Harry Maguire and Adam Idah have experienced international breaks at totally polarised ends of the footballing spectrum. 

For Maguire, an unfortunate – albeit rusty-looking – own goal at a hostile Hampden Park compounded further misery on the misfiring Manchester United defender and intensified the social media pile-on towards one of Gareth Southgate’s most trusted England servants. 

But for Idah, an emphatic early penalty against the Netherlands and all-round barnstorming Dublin display catapulted the Norwich City and Ireland striker’s reputation to greater, now seemingly Carrow Road-transcending, heights. 

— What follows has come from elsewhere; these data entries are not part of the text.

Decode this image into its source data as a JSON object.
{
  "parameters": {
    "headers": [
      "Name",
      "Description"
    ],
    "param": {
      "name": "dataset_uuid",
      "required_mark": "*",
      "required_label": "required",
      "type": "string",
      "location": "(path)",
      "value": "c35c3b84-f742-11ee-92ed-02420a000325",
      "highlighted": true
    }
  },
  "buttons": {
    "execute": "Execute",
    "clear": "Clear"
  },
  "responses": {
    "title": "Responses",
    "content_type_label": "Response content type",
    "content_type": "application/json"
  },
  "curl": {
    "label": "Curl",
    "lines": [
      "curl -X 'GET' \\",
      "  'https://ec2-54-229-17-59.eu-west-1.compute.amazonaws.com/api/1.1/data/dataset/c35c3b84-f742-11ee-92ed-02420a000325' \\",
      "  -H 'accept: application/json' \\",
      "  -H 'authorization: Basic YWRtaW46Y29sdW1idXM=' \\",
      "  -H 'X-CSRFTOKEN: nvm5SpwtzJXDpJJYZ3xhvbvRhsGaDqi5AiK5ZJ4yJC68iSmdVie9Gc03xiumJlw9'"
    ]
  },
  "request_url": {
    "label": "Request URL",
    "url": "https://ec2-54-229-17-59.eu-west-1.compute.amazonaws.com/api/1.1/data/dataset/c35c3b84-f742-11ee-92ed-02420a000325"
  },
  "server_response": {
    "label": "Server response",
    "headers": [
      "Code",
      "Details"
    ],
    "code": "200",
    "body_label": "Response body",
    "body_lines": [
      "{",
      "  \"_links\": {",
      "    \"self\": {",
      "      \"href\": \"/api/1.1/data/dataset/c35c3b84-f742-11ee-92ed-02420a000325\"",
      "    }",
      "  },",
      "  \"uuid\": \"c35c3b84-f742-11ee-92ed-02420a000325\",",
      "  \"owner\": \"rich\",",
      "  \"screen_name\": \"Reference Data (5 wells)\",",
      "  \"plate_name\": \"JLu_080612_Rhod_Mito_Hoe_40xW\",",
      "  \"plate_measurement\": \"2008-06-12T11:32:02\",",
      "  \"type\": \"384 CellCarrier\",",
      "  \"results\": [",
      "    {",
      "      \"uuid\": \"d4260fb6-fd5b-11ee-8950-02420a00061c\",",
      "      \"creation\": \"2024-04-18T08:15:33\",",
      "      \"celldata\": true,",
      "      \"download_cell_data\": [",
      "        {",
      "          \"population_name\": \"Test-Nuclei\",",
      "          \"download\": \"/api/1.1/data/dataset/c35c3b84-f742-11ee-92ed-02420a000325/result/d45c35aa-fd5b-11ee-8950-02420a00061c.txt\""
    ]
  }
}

Idah proved a constant thorn in the European heavyweights – and, most eye-catchingly, Virgil van Dijk’s – side in the Irish capital, banishing his Parisian demons from three days earlier where, having purchased a copy during a Rugby World Cup-fuelled trip to Marseille over the weekend, I discovered he was slapped with a brutal three-out-of-ten rating by famous French sports newspaper L'Équipe after Ireland’s 2-0 defeat at Parc des Princes. 

But while Maguire and Idah have been through contrasting weeks on football’s unforgiving weekly treadmill, there’s one thing they both have in common – they’re both players fans love to take aim at and scapegoat. 

The treatment of Maguire – by England, Manchester United ‘supporters’ and beyond – has reached its unedifying crescendo in recent weeks, a player once so revered by the English footballing public but now, after a series of admittedly sub-par and occasionally comical defensive displays, being reduced to nothing more than a meme and convenient punchbag for fickle fans to hit out at. 

Let’s not forget – this is a player who helped successfully steer England to a World Cup semi-final, grabbing a knockout stage goal in the process and then playing a similarly crucial role in the side that reached a first major final since 1966. 

Of course, he’s made some high-profile mistakes in a struggling United team in recent years – although which of their players hasn’t? – been frozen out by Erik ten Hag and, after failing to secure a move to West Ham this summer, now finds his career at a crossroads. 

But does a player who has functioned as such a pivotal protagonist in the most successful England side since the days of Sir Alf Ramsey, continues to resiliently turn out for his country – delivering a defiant, solid display against Ukraine in Wroclaw – and then admirably face the media afterwards really deserve such virulent levels of abuse from keyboard warriors, pundits and ‘fans’? 

And speaking of ‘fans’, it’s worth noting that those loyal England supporters who follow Southgate’s side home and away continued to sing Maguire’s name in the heat of the Hampden cauldron, a revealing deviation from the attitudes of those who love to sit at home, sneer and tweet a barrage of abuse. 

The Pink Un: Harry Maguire was constantly jeered during England's win over Scotland

Maguire’s impressive career may now well have embarked on a terminally downwards trajectory but for in-form Idah, a player eight years younger and at the opposite end of his footballing journey, it’s been a similarly unsavoury story in recent times. 

Mirroring Maguire, a cursory glance at social media can reveal the grim extent of Idah’s hostile treatment over the last couple of years, a trend that has even manifested itself at matches when he enters the Carrow Road fray. 

Prior to his dramatic opening day winner against Hull, several groans and complaints around me were audible when Idah was introduced as a second-half substitute so, as a fan who has recognised his broader impact over the past two seasons – when considering minutes played, his goalscoring record is also not as bad as it looks – it served as an even greater source of satisfaction when he triggered that late, Liam Rosenior-infuriating ecstasy to put two fingers up to all those who wrote him off. 

Some fans just love to moan and, in the case of both Maguire and Idah, either fickly forget about the past or alternatively, neglect what may happen in the future and refuse to get behind a player to help them reach their potential.  

They’ve had polarised weeks and are at opposite ends of their careers – but perhaps what Maguire and Idah have in common should teach fans to quit the unnecessary snarling, remain more level-headed and get better at remembering either their players’ former glories or ability to work hard and improve.